Graphics-wise, Birds of Steel looks as though it’s based on assets from the ageing (but still excellent) IL-2 Sturmovik series, with a bit of flash and dazzle grafted on. As such, the visuals vary between serviceable and gorgeous — there’s some jaggedness in-game that isn’t visible in the heavily anti-aliased publicity shots, and ground textures can look dubious up close. When the whole thing is rushing past the cockpit at 300mph, however, you’re unlikely to notice it much. Clever touches here and there add to the completeness of the experience: dip too low while nursing a wounded bomber in to land over a forest and you’ll hear the thump and scrape of treetops on the plane’s belly, while sending cannon rounds into an opponent’s hydraulic system risks blacking out your own canopy with splatters of oil.
Controls map surprisingly well to a pad, at least on the easiest difficulty, but the more complex aircraft management on the tougher grades will benefit from a joystick and some judicious use of the powerful remapping tool that lurks in the options. PS3 owners will find that their console is compatible with a healthy range of sticks, while options on 360 appear limited to the gigantic, fully adjustable and scary-looking Cyborg FLY 9 from MadCatz (which I used with enormous pleasure) or a new model from Hori available through Amazon. Niche peripherals these may be, but they dramatically improve an already decent experience.

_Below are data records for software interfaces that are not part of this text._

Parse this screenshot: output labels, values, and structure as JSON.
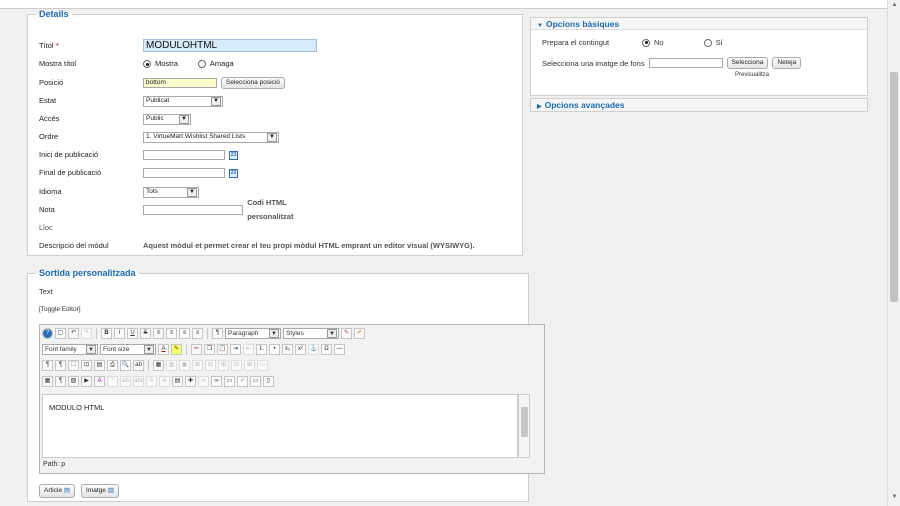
{
  "details": {
    "legend": "Details",
    "fields": {
      "title_label": "Títol",
      "title_required": "*",
      "title_value": "MODULOHTML",
      "show_title_label": "Mostra títol",
      "show_option": "Mostra",
      "hide_option": "Amaga",
      "position_label": "Posició",
      "position_value": "bottom",
      "position_button": "Selecciona posició",
      "status_label": "Estat",
      "status_value": "Publicat",
      "access_label": "Accés",
      "access_value": "Public",
      "order_label": "Ordre",
      "order_value": "1. VirtueMart Wishlist Shared Lists",
      "publish_start_label": "Inici de publicació",
      "publish_end_label": "Final de publicació",
      "calendar_icon_text": "23",
      "language_label": "Idioma",
      "language_value": "Tots",
      "note_label": "Nota",
      "note_helper": "Codi HTML personalitzat",
      "site_label": "Lloc",
      "description_label": "Descripció del mòdul",
      "description_value": "Aquest mòdul et permet crear el teu propi mòdul HTML emprant un editor visual (WYSIWYG)."
    }
  },
  "basic_options": {
    "header": "Opcions bàsiques",
    "prepare_label": "Prepara el contingut",
    "no_option": "No",
    "yes_option": "Sí",
    "bg_image_label": "Selecciona una imatge de fons",
    "select_button": "Selecciona",
    "clear_button": "Neteja",
    "preview_label": "Previsualitza"
  },
  "advanced_options": {
    "header": "Opcions avançades"
  },
  "custom_output": {
    "legend": "Sortida personalitzada",
    "text_label": "Text",
    "toggle_editor": "[Toggle Editor]",
    "paragraph_select": "Paragraph",
    "styles_select": "Styles",
    "font_family_select": "Font family",
    "font_size_select": "Font size",
    "editor_content": "MODULO HTML",
    "path_text": "Path: p",
    "article_button": "Article",
    "image_button": "Imatge"
  },
  "colors": {
    "accent": "#1a6bb3",
    "title_input_bg": "#d7ebfb",
    "position_input_bg": "#fbfbcc"
  }
}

With a game of such size and scope, a few flaws are probably inevitable. Unlocking the game’s hundred flyable planes becomes an exercise in tiresome grind, as the points needed to buy them are few and far between in the campaign but plentiful in multiplayer. Gaijin is clearly trying to build a serious online community (and the multiplayer modes, from versus to co-op, are seamlessly integrated) but it makes things a slog for offline-only players. Saving progress in the dynamic campaigns is prohibited, so you need to be sure of a significant chunk of time before firing them up. Most irritatingly, the campaign is clearly conceived with the arcade settings in mind and doesn’t scale — so fans of Simulation mode will find it flatly impossible to achieve most mission goals on settings even approaching realistic. Still, what Birds of Steel does right, it does far better than any similar game on consoles. If Second World War flying is your thing, you’ll find a dizzying amount of content here for the money.